Most of the pilgrims traveled to the Shrine via coach bus, while others arrived by car. Traditionally, pilgrims in the Middle Ages traveled to holy sites and shrines on foot, and the journey of many days, even months, would make our 6 hour bus and car rides certainly look more luxurious than they felt. Sitting in traffic going over the George Washington Bridge might not be quite as difficult as walking hundreds of miles on foot, but it is its own type of penance.
I had visited the National Shrine on several other occasions, including for the March for Life, and while visiting friends who attended the Catholic University of America. However, each time I visit the Basilica, I’m momentarily breath-taken by its beauty; from the sheer size of the church building itself, the intricate mosaics, the side altars, the cool and peaceful crypt Church, and the beautiful grounds that surround the Basilica. For many people in the pilgrimage group, it was their first time visiting the largest Catholic Church in North America, and they were visibly awed and impressed at the sight. The ages of our pilgrims included my five month old son (baby Leo the Great), a group of middle school students, high school groups, families, adults, and seniors. Through the eyes of my fellow pilgrims, I appreciated the beauty and grandeur of “Mary’s Shrine,” and I was reminded at the importance of pilgrimages to Catholic shrines as a way to strengthen our own faith.
In our day to day lives, we can settle into too comfortable of a rhythm. We go to the same places see the same people, watch the same TV shows, and listen to the same music. We become complacent, and even bored, almost without realizing it. In spite of our best efforts to stay close to God and stay strong in our faith, it is too easy to live a mediocre faith, and to forget about the richness and depth of our Catholic faith, and the mysteries that we proclaim as truth.
A pilgrimage, especially to a place as beautiful as the National Shrine, helps to awaken our sense of wonder in the greatness of our God and his immense love and generosity for his people. It was a gift to participate in the Mass celebrated by our passionate and articulate Bishop, surrounded by our brothers and sisters in Christ, and uplifted by the music of the Choir for Youth and the Shrine’s cantor and organist.
This morning I attended our usual daily Mass in our small, quiet chapel in the Catholic Center. It was outwardly very different from my experience on Saturday, but at the same time, it was exactly the same. Regardless of whether we are in an expansive basilica, or a stark, simple chapel, Jesus Christ is Lord.
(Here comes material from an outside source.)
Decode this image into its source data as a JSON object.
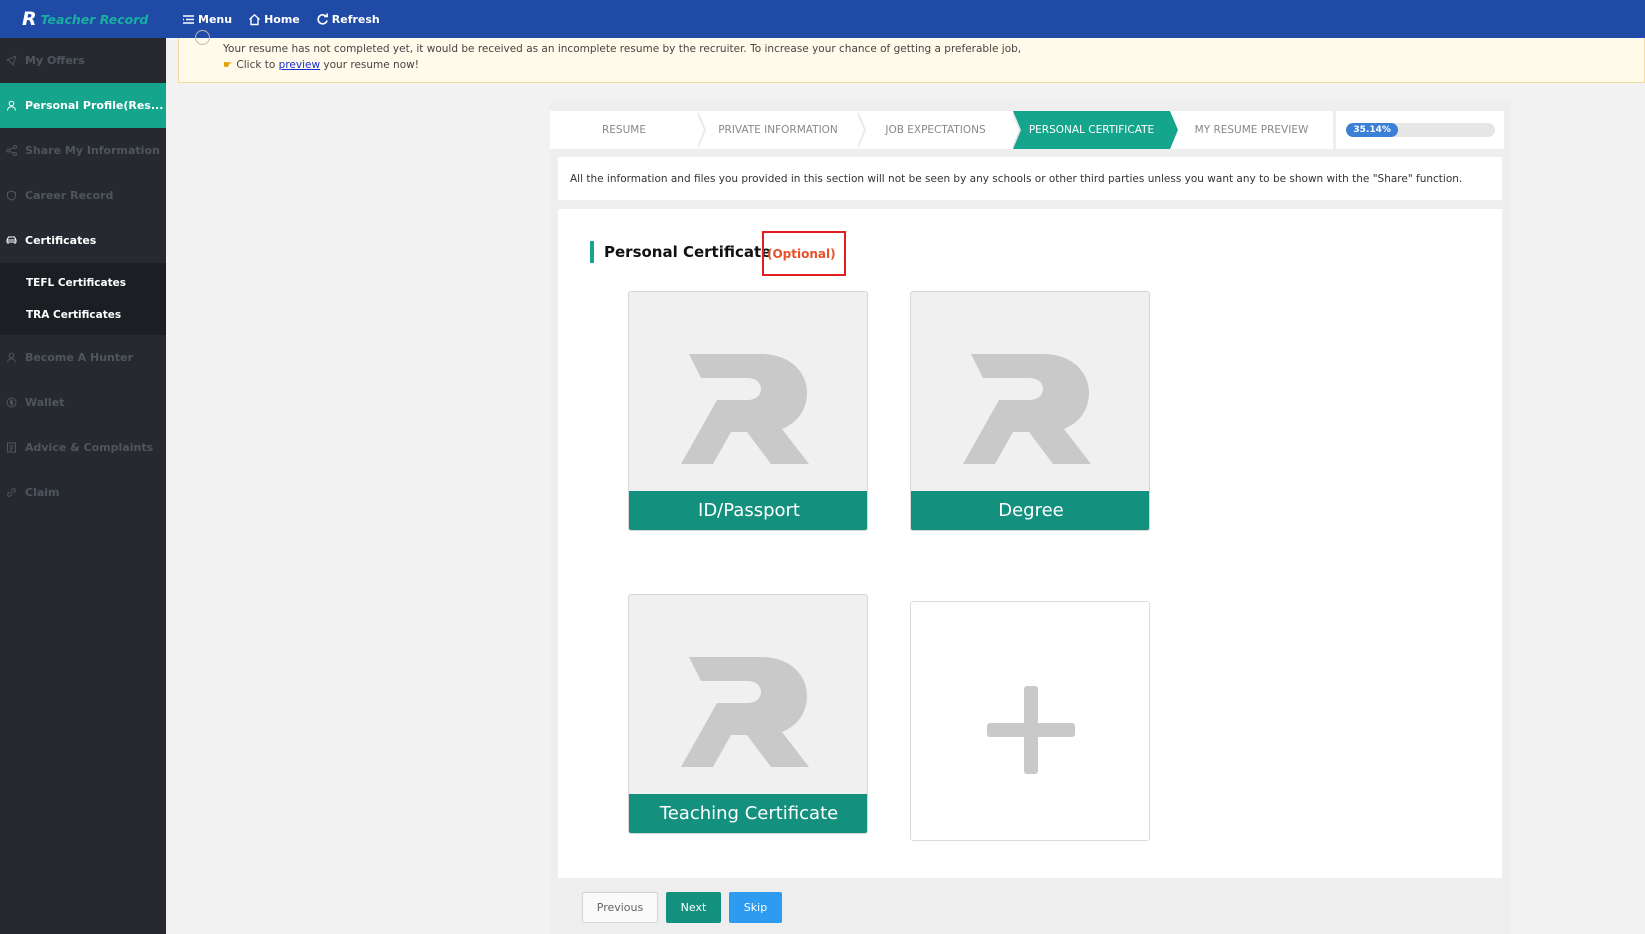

He is our Lord and our God here in our homes, in our work-places, in our every day lives. We need to make time for experiences like pilgrimages, which remind us of the truths we may have temporarily forgotten, and encourage us on our journeys to our heavenly home.